:: Description of the task ::
Return the data that follows exactly, with each line intact.

Web page and app entries:
-----

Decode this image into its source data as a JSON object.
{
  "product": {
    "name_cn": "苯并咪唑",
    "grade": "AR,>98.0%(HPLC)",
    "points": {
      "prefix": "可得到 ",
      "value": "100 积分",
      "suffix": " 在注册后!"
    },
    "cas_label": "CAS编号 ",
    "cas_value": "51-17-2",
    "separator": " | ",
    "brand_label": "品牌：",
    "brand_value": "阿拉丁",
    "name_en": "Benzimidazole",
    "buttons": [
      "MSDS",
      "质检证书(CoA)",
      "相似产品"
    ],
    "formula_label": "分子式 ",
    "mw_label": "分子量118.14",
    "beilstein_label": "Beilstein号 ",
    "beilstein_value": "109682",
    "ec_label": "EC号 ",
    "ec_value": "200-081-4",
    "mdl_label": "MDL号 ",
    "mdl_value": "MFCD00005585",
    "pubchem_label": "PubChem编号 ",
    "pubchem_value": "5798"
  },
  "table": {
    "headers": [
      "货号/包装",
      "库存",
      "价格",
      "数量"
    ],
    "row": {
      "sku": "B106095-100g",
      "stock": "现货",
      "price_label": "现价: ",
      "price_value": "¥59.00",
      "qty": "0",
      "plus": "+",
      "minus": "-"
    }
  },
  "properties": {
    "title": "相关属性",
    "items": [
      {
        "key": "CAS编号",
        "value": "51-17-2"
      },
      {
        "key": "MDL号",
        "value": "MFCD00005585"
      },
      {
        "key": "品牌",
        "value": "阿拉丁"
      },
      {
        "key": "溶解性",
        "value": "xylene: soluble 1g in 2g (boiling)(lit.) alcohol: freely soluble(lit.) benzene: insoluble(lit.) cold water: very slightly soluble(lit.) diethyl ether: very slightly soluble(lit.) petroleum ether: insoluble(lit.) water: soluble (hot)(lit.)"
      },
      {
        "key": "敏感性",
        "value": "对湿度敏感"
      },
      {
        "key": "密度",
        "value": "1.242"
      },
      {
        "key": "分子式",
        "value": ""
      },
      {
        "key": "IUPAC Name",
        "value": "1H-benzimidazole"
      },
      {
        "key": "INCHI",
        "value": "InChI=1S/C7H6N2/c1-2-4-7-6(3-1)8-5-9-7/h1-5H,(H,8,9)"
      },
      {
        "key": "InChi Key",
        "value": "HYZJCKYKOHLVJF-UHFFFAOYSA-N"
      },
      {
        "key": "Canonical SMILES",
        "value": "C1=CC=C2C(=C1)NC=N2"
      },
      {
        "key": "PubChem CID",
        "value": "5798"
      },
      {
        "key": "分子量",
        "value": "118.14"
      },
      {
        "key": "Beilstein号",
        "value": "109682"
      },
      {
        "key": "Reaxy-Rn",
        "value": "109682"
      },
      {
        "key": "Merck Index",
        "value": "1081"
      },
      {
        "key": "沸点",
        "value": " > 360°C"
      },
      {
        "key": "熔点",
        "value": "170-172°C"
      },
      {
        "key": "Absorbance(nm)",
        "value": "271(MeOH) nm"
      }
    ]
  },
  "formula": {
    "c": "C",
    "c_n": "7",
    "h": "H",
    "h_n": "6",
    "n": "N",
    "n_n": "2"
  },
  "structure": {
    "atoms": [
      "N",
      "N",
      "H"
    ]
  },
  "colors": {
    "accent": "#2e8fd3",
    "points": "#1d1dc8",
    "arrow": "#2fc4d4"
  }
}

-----

:: Task solution ::
Decode this image into its source data as a JSON object.
{
  "product": {
    "name_cn": "苯并咪唑",
    "grade": "AR,>98.0%(HPLC)",
    "points": {
      "prefix": "可得到 ",
      "value": "100 积分",
      "suffix": " 在注册后!"
    },
    "cas_label": "CAS编号 ",
    "cas_value": "51-17-2",
    "separator": " | ",
    "brand_label": "品牌：",
    "brand_value": "阿拉丁",
    "name_en": "Benzimidazole",
    "buttons": [
      "MSDS",
      "质检证书(CoA)",
      "相似产品"
    ],
    "formula_label": "分子式 ",
    "mw_label": "分子量118.14",
    "beilstein_label": "Beilstein号 ",
    "beilstein_value": "109682",
    "ec_label": "EC号 ",
    "ec_value": "200-081-4",
    "mdl_label": "MDL号 ",
    "mdl_value": "MFCD00005585",
    "pubchem_label": "PubChem编号 ",
    "pubchem_value": "5798"
  },
  "table": {
    "headers": [
      "货号/包装",
      "库存",
      "价格",
      "数量"
    ],
    "row": {
      "sku": "B106095-100g",
      "stock": "现货",
      "price_label": "现价: ",
      "price_value": "¥59.00",
      "qty": "0",
      "plus": "+",
      "minus": "-"
    }
  },
  "properties": {
    "title": "相关属性",
    "items": [
      {
        "key": "CAS编号",
        "value": "51-17-2"
      },
      {
        "key": "MDL号",
        "value": "MFCD00005585"
      },
      {
        "key": "品牌",
        "value": "阿拉丁"
      },
      {
        "key": "溶解性",
        "value": "xylene: soluble 1g in 2g (boiling)(lit.) alcohol: freely soluble(lit.) benzene: insoluble(lit.) cold water: very slightly soluble(lit.) diethyl ether: very slightly soluble(lit.) petroleum ether: insoluble(lit.) water: soluble (hot)(lit.)"
      },
      {
        "key": "敏感性",
        "value": "对湿度敏感"
      },
      {
        "key": "密度",
        "value": "1.242"
      },
      {
        "key": "分子式",
        "value": ""
      },
      {
        "key": "IUPAC Name",
        "value": "1H-benzimidazole"
      },
      {
        "key": "INCHI",
        "value": "InChI=1S/C7H6N2/c1-2-4-7-6(3-1)8-5-9-7/h1-5H,(H,8,9)"
      },
      {
        "key": "InChi Key",
        "value": "HYZJCKYKOHLVJF-UHFFFAOYSA-N"
      },
      {
        "key": "Canonical SMILES",
        "value": "C1=CC=C2C(=C1)NC=N2"
      },
      {
        "key": "PubChem CID",
        "value": "5798"
      },
      {
        "key": "分子量",
        "value": "118.14"
      },
      {
        "key": "Beilstein号",
        "value": "109682"
      },
      {
        "key": "Reaxy-Rn",
        "value": "109682"
      },
      {
        "key": "Merck Index",
        "value": "1081"
      },
      {
        "key": "沸点",
        "value": " > 360°C"
      },
      {
        "key": "熔点",
        "value": "170-172°C"
      },
      {
        "key": "Absorbance(nm)",
        "value": "271(MeOH) nm"
      }
    ]
  },
  "formula": {
    "c": "C",
    "c_n": "7",
    "h": "H",
    "h_n": "6",
    "n": "N",
    "n_n": "2"
  },
  "structure": {
    "atoms": [
      "N",
      "N",
      "H"
    ]
  },
  "colors": {
    "accent": "#2e8fd3",
    "points": "#1d1dc8",
    "arrow": "#2fc4d4"
  }
}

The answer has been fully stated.